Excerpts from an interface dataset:
════════════════════

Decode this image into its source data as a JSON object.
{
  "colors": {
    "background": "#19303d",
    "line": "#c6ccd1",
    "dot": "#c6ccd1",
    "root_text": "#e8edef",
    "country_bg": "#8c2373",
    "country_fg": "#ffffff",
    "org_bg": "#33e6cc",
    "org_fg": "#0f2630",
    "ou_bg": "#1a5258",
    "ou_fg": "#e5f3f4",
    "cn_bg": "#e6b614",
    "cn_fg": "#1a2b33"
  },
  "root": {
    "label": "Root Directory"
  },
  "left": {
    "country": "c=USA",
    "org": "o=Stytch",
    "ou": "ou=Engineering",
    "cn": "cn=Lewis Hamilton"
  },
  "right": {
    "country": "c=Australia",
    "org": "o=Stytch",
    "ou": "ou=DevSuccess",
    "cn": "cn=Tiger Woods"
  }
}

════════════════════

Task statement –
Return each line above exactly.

Answer below –
Decode this image into its source data as a JSON object.
{
  "colors": {
    "background": "#19303d",
    "line": "#c6ccd1",
    "dot": "#c6ccd1",
    "root_text": "#e8edef",
    "country_bg": "#8c2373",
    "country_fg": "#ffffff",
    "org_bg": "#33e6cc",
    "org_fg": "#0f2630",
    "ou_bg": "#1a5258",
    "ou_fg": "#e5f3f4",
    "cn_bg": "#e6b614",
    "cn_fg": "#1a2b33"
  },
  "root": {
    "label": "Root Directory"
  },
  "left": {
    "country": "c=USA",
    "org": "o=Stytch",
    "ou": "ou=Engineering",
    "cn": "cn=Lewis Hamilton"
  },
  "right": {
    "country": "c=Australia",
    "org": "o=Stytch",
    "ou": "ou=DevSuccess",
    "cn": "cn=Tiger Woods"
  }
}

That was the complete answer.